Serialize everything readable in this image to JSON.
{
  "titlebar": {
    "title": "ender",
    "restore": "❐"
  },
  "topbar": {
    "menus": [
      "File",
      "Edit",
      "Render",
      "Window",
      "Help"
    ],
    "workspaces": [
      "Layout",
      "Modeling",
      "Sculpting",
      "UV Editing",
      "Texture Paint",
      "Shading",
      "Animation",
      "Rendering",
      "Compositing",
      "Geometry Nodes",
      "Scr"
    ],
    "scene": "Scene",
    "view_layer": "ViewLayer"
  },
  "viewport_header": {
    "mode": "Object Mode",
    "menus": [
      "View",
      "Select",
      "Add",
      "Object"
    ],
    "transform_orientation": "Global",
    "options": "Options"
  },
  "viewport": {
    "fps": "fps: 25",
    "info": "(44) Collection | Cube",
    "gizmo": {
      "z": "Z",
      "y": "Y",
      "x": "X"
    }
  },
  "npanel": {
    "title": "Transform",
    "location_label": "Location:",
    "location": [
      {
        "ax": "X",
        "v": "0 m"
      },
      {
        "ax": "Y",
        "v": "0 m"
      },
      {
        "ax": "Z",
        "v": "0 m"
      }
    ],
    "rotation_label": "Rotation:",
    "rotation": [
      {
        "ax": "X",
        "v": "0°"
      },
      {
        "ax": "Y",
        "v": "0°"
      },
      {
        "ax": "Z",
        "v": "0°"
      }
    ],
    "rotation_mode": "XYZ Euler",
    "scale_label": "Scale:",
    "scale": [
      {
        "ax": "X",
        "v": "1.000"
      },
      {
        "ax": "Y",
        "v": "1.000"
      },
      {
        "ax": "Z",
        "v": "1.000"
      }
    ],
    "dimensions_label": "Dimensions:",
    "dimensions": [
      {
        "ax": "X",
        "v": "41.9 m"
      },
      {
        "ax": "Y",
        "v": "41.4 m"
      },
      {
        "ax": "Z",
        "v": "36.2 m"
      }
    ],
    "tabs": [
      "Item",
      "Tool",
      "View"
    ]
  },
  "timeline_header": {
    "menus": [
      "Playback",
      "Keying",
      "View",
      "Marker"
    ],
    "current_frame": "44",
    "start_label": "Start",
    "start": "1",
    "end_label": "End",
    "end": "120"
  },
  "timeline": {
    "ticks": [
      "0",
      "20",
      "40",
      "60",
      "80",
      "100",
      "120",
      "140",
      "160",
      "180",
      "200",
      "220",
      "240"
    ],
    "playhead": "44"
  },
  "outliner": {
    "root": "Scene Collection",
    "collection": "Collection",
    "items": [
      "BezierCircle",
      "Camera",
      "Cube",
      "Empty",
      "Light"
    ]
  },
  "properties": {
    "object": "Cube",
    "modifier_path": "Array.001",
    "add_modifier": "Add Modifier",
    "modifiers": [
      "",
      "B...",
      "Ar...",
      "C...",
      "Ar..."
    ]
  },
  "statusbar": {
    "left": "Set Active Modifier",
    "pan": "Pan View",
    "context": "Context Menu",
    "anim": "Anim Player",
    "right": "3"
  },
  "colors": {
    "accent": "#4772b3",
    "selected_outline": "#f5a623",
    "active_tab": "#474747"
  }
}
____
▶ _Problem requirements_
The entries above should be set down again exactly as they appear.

▶ _Exercise result_
Serialize everything readable in this image to JSON.
{
  "titlebar": {
    "title": "ender",
    "restore": "❐"
  },
  "topbar": {
    "menus": [
      "File",
      "Edit",
      "Render",
      "Window",
      "Help"
    ],
    "workspaces": [
      "Layout",
      "Modeling",
      "Sculpting",
      "UV Editing",
      "Texture Paint",
      "Shading",
      "Animation",
      "Rendering",
      "Compositing",
      "Geometry Nodes",
      "Scr"
    ],
    "scene": "Scene",
    "view_layer": "ViewLayer"
  },
  "viewport_header": {
    "mode": "Object Mode",
    "menus": [
      "View",
      "Select",
      "Add",
      "Object"
    ],
    "transform_orientation": "Global",
    "options": "Options"
  },
  "viewport": {
    "fps": "fps: 25",
    "info": "(44) Collection | Cube",
    "gizmo": {
      "z": "Z",
      "y": "Y",
      "x": "X"
    }
  },
  "npanel": {
    "title": "Transform",
    "location_label": "Location:",
    "location": [
      {
        "ax": "X",
        "v": "0 m"
      },
      {
        "ax": "Y",
        "v": "0 m"
      },
      {
        "ax": "Z",
        "v": "0 m"
      }
    ],
    "rotation_label": "Rotation:",
    "rotation": [
      {
        "ax": "X",
        "v": "0°"
      },
      {
        "ax": "Y",
        "v": "0°"
      },
      {
        "ax": "Z",
        "v": "0°"
      }
    ],
    "rotation_mode": "XYZ Euler",
    "scale_label": "Scale:",
    "scale": [
      {
        "ax": "X",
        "v": "1.000"
      },
      {
        "ax": "Y",
        "v": "1.000"
      },
      {
        "ax": "Z",
        "v": "1.000"
      }
    ],
    "dimensions_label": "Dimensions:",
    "dimensions": [
      {
        "ax": "X",
        "v": "41.9 m"
      },
      {
        "ax": "Y",
        "v": "41.4 m"
      },
      {
        "ax": "Z",
        "v": "36.2 m"
      }
    ],
    "tabs": [
      "Item",
      "Tool",
      "View"
    ]
  },
  "timeline_header": {
    "menus": [
      "Playback",
      "Keying",
      "View",
      "Marker"
    ],
    "current_frame": "44",
    "start_label": "Start",
    "start": "1",
    "end_label": "End",
    "end": "120"
  },
  "timeline": {
    "ticks": [
      "0",
      "20",
      "40",
      "60",
      "80",
      "100",
      "120",
      "140",
      "160",
      "180",
      "200",
      "220",
      "240"
    ],
    "playhead": "44"
  },
  "outliner": {
    "root": "Scene Collection",
    "collection": "Collection",
    "items": [
      "BezierCircle",
      "Camera",
      "Cube",
      "Empty",
      "Light"
    ]
  },
  "properties": {
    "object": "Cube",
    "modifier_path": "Array.001",
    "add_modifier": "Add Modifier",
    "modifiers": [
      "",
      "B...",
      "Ar...",
      "C...",
      "Ar..."
    ]
  },
  "statusbar": {
    "left": "Set Active Modifier",
    "pan": "Pan View",
    "context": "Context Menu",
    "anim": "Anim Player",
    "right": "3"
  },
  "colors": {
    "accent": "#4772b3",
    "selected_outline": "#f5a623",
    "active_tab": "#474747"
  }
}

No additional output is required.